▶ _Excerpted records_:
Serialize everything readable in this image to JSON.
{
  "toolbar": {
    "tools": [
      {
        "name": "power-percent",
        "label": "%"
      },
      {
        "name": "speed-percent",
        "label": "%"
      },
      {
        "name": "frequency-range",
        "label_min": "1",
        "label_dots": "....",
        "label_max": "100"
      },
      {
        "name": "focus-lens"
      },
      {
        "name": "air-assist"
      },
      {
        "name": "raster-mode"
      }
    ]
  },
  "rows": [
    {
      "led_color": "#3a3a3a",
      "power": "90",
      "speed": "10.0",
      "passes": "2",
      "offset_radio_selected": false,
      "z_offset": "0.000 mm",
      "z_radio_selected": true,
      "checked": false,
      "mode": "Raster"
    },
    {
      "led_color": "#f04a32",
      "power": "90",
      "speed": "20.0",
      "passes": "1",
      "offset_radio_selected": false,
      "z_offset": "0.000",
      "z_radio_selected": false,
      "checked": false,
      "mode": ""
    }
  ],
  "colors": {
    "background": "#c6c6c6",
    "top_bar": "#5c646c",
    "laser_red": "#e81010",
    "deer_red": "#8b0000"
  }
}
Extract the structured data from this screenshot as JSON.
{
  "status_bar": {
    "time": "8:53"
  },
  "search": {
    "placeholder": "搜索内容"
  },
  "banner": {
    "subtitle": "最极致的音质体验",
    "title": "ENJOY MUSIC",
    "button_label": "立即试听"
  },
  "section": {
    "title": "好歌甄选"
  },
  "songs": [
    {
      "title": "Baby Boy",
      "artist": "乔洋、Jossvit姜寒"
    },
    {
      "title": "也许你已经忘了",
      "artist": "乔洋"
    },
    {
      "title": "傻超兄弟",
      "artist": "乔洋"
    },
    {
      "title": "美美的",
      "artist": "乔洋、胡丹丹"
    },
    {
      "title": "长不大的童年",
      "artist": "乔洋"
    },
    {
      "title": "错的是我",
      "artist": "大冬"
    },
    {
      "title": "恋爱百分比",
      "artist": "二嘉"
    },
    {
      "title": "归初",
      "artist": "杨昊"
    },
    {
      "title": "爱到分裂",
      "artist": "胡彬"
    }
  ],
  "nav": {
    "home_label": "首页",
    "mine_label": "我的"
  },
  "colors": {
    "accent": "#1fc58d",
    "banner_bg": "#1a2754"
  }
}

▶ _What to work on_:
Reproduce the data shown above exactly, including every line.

▶ _Response to the task_:
Serialize everything readable in this image to JSON.
{
  "toolbar": {
    "tools": [
      {
        "name": "power-percent",
        "label": "%"
      },
      {
        "name": "speed-percent",
        "label": "%"
      },
      {
        "name": "frequency-range",
        "label_min": "1",
        "label_dots": "....",
        "label_max": "100"
      },
      {
        "name": "focus-lens"
      },
      {
        "name": "air-assist"
      },
      {
        "name": "raster-mode"
      }
    ]
  },
  "rows": [
    {
      "led_color": "#3a3a3a",
      "power": "90",
      "speed": "10.0",
      "passes": "2",
      "offset_radio_selected": false,
      "z_offset": "0.000 mm",
      "z_radio_selected": true,
      "checked": false,
      "mode": "Raster"
    },
    {
      "led_color": "#f04a32",
      "power": "90",
      "speed": "20.0",
      "passes": "1",
      "offset_radio_selected": false,
      "z_offset": "0.000",
      "z_radio_selected": false,
      "checked": false,
      "mode": ""
    }
  ],
  "colors": {
    "background": "#c6c6c6",
    "top_bar": "#5c646c",
    "laser_red": "#e81010",
    "deer_red": "#8b0000"
  }
}
Extract the structured data from this screenshot as JSON.
{
  "status_bar": {
    "time": "8:53"
  },
  "search": {
    "placeholder": "搜索内容"
  },
  "banner": {
    "subtitle": "最极致的音质体验",
    "title": "ENJOY MUSIC",
    "button_label": "立即试听"
  },
  "section": {
    "title": "好歌甄选"
  },
  "songs": [
    {
      "title": "Baby Boy",
      "artist": "乔洋、Jossvit姜寒"
    },
    {
      "title": "也许你已经忘了",
      "artist": "乔洋"
    },
    {
      "title": "傻超兄弟",
      "artist": "乔洋"
    },
    {
      "title": "美美的",
      "artist": "乔洋、胡丹丹"
    },
    {
      "title": "长不大的童年",
      "artist": "乔洋"
    },
    {
      "title": "错的是我",
      "artist": "大冬"
    },
    {
      "title": "恋爱百分比",
      "artist": "二嘉"
    },
    {
      "title": "归初",
      "artist": "杨昊"
    },
    {
      "title": "爱到分裂",
      "artist": "胡彬"
    }
  ],
  "nav": {
    "home_label": "首页",
    "mine_label": "我的"
  },
  "colors": {
    "accent": "#1fc58d",
    "banner_bg": "#1a2754"
  }
}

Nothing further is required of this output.